··· Information provided ···

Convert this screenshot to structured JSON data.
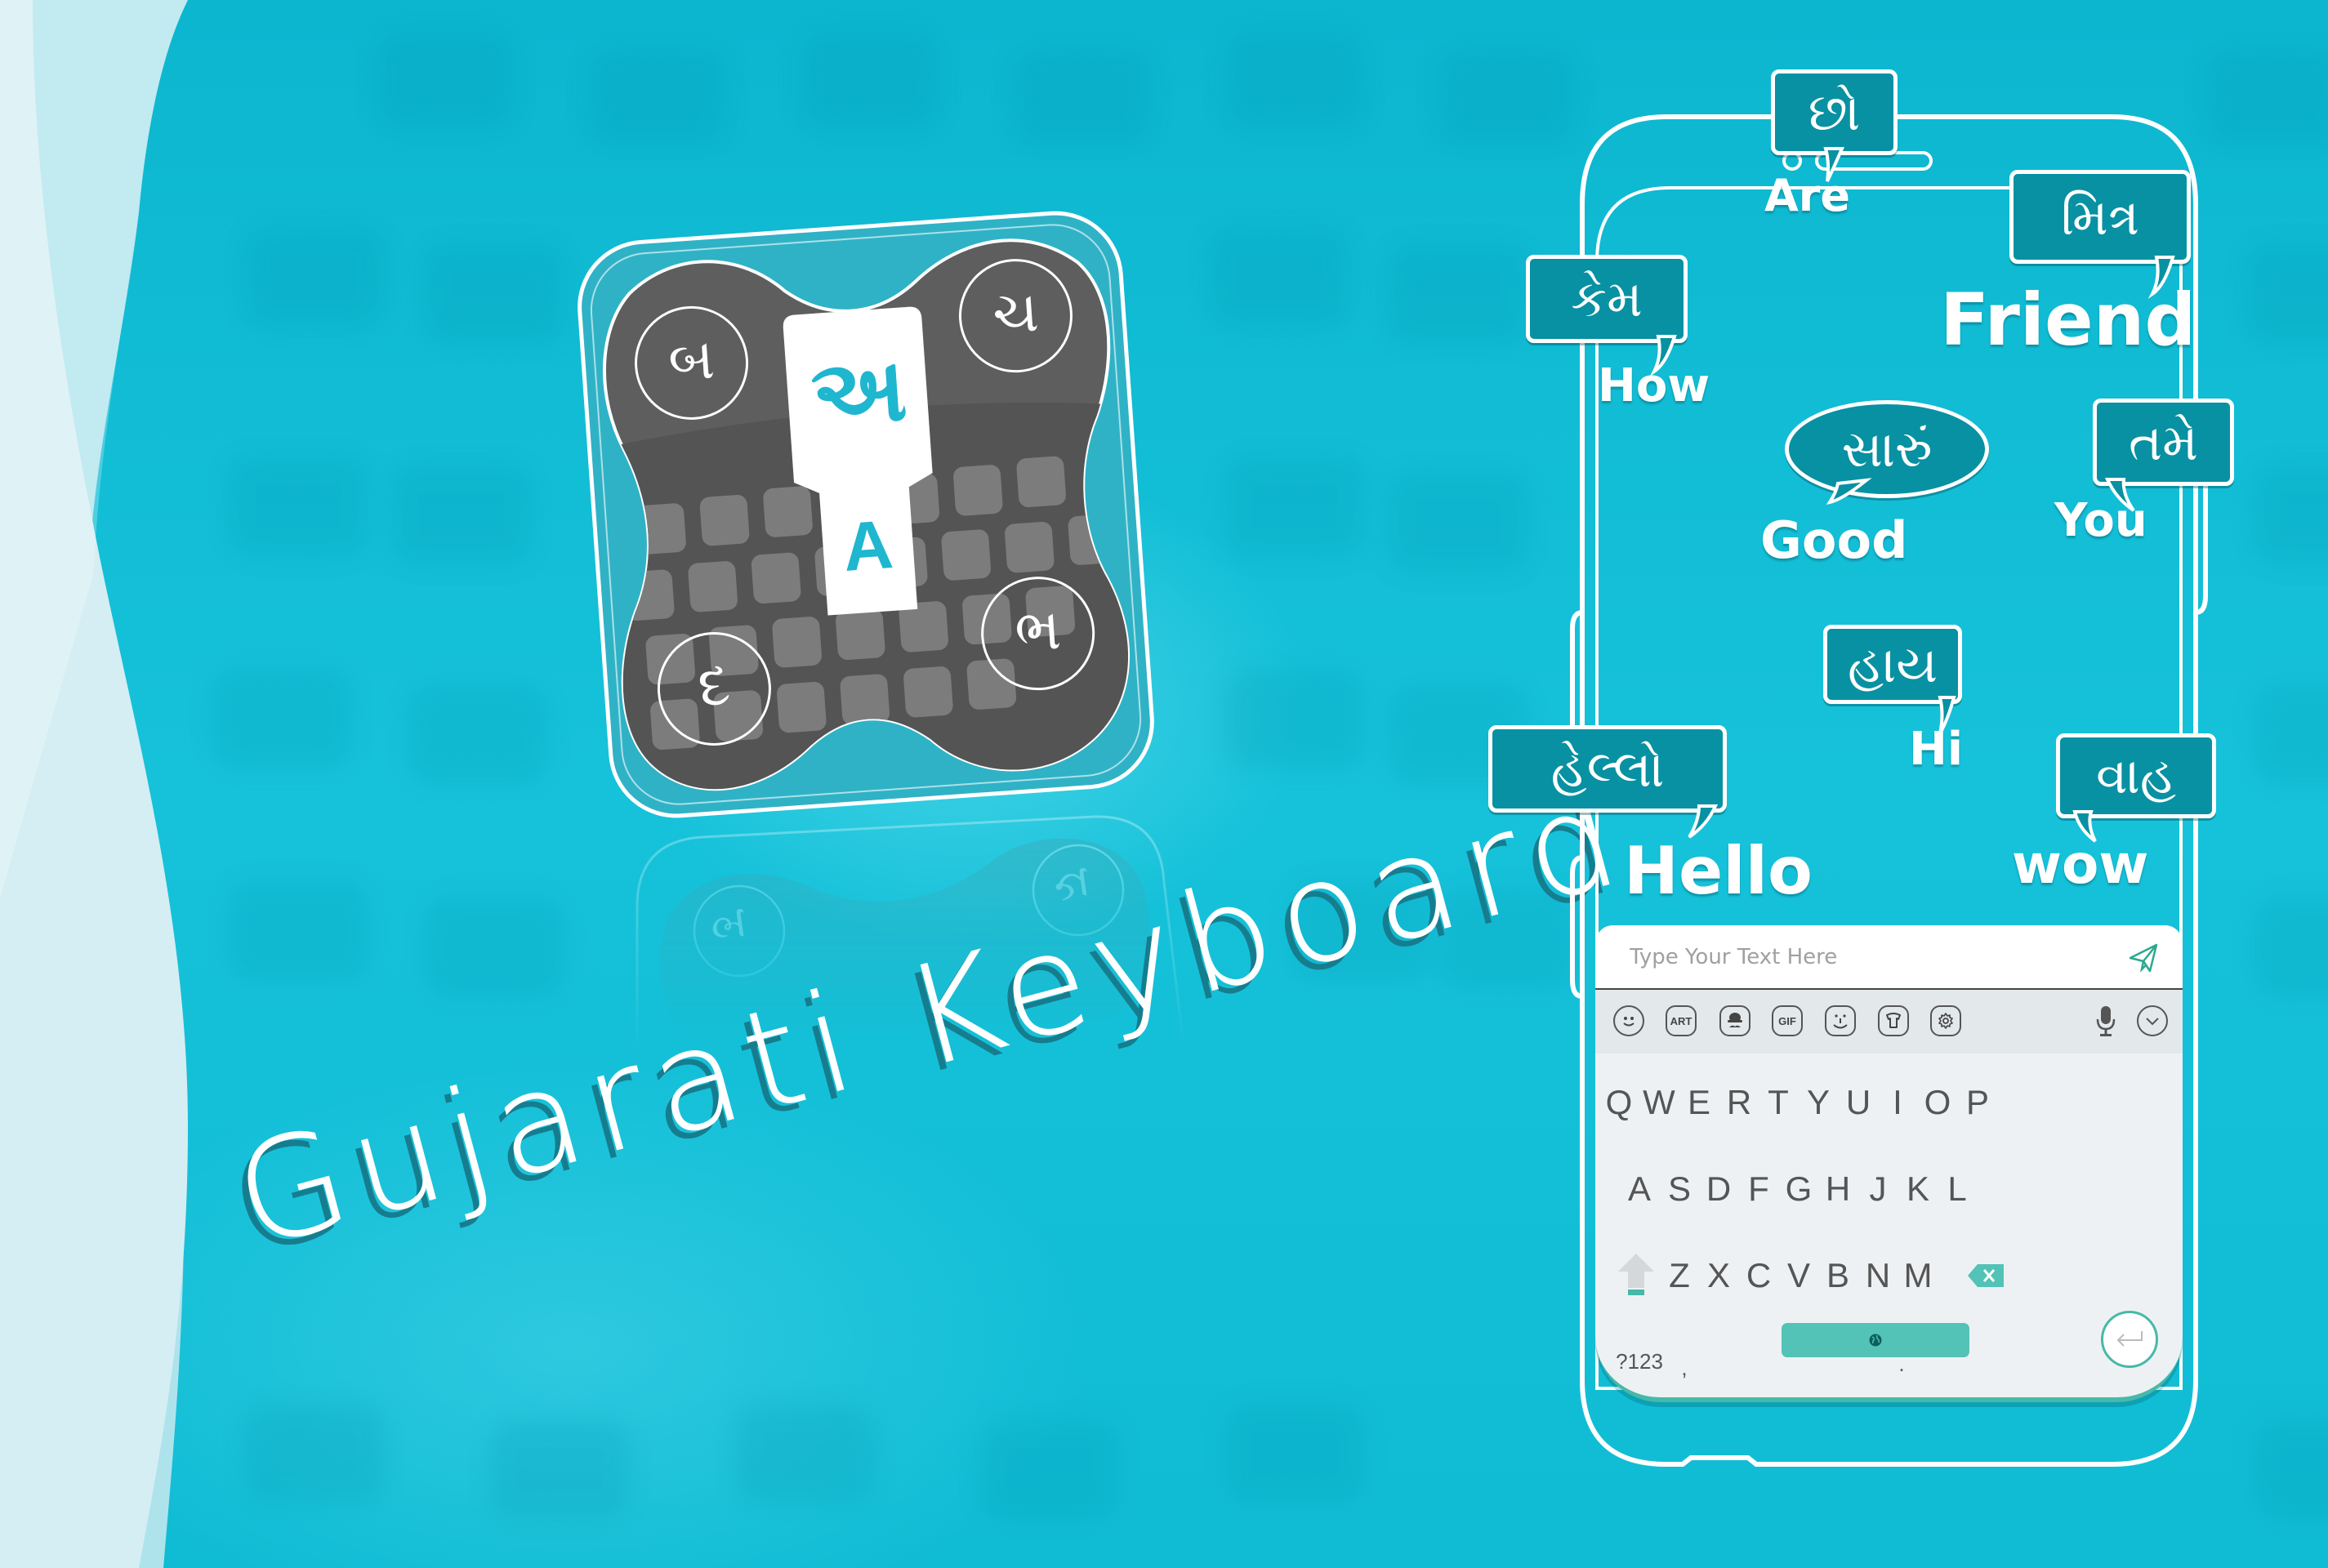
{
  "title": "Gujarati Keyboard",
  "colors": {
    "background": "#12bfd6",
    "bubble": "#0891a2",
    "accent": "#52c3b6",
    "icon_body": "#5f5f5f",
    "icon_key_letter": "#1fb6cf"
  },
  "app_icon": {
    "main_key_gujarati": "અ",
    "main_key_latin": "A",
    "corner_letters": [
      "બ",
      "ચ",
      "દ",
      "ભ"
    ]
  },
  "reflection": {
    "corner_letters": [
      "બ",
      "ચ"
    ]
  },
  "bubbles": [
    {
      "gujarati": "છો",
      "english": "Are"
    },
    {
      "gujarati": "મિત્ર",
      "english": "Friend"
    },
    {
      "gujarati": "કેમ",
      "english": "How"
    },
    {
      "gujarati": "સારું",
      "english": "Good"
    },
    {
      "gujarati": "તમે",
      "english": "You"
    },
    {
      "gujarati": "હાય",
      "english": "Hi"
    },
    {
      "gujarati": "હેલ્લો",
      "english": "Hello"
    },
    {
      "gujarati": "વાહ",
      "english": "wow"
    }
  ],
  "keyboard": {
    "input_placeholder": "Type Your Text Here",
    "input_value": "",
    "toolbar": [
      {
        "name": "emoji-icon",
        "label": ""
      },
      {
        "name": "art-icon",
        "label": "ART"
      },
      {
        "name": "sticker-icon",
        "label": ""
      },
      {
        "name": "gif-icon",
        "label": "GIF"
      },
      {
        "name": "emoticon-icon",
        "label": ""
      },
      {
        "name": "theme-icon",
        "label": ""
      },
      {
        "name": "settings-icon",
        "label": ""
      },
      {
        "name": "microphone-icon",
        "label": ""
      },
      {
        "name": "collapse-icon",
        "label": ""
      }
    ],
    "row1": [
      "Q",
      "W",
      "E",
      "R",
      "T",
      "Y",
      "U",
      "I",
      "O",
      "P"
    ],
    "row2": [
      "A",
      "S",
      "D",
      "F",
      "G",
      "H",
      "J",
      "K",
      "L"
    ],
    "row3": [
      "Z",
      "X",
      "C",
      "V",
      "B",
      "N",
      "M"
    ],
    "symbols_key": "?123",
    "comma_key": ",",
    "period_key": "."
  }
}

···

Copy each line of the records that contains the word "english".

• [Solution to the problem]:
      "english": "Are"
      "english": "Friend"
      "english": "How"
      "english": "Good"
      "english": "You"
      "english": "Hi"
      "english": "Hello"
      "english": "wow"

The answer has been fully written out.